**Problem description:** Determine which lines of the records include the word "当前位置", and copy them.

**Dataset rows describing interfaces:**
%%
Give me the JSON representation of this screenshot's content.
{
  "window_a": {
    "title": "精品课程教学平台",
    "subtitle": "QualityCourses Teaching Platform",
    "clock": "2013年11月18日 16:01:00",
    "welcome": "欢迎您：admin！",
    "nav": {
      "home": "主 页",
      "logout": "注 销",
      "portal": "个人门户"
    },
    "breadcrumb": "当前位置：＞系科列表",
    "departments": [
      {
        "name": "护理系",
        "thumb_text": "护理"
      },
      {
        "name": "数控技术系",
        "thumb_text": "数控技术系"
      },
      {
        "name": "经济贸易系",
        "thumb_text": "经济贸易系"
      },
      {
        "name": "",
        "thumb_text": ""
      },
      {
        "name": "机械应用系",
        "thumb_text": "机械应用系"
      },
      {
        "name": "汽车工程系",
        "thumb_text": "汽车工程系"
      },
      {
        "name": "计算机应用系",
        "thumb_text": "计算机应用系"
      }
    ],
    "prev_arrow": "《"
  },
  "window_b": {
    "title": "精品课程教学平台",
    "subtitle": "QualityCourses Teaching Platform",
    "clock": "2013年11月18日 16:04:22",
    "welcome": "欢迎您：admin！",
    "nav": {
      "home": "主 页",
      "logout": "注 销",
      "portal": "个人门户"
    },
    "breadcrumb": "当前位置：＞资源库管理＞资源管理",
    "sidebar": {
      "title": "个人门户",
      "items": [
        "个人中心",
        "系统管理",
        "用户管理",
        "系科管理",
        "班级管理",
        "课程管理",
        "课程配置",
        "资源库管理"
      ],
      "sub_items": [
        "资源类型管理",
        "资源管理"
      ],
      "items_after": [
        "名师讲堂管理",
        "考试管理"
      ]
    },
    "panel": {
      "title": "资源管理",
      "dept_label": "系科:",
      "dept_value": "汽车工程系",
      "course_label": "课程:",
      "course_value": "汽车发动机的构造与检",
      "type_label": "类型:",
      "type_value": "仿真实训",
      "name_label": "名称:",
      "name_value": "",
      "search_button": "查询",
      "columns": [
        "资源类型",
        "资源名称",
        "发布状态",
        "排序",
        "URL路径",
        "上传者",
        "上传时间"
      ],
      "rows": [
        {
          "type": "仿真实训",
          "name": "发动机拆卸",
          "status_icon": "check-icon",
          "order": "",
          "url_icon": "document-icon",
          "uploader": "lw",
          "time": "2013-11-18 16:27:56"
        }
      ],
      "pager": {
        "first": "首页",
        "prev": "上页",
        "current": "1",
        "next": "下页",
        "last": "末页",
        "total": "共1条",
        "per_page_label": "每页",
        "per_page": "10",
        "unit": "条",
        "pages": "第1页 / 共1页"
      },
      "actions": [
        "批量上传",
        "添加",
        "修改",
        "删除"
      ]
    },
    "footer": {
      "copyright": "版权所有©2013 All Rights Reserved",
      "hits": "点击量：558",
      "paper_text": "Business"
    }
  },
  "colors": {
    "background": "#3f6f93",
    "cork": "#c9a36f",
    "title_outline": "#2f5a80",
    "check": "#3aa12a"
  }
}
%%
**Output of the exercise:**
    "breadcrumb": "当前位置：＞系科列表",
    "breadcrumb": "当前位置：＞资源库管理＞资源管理",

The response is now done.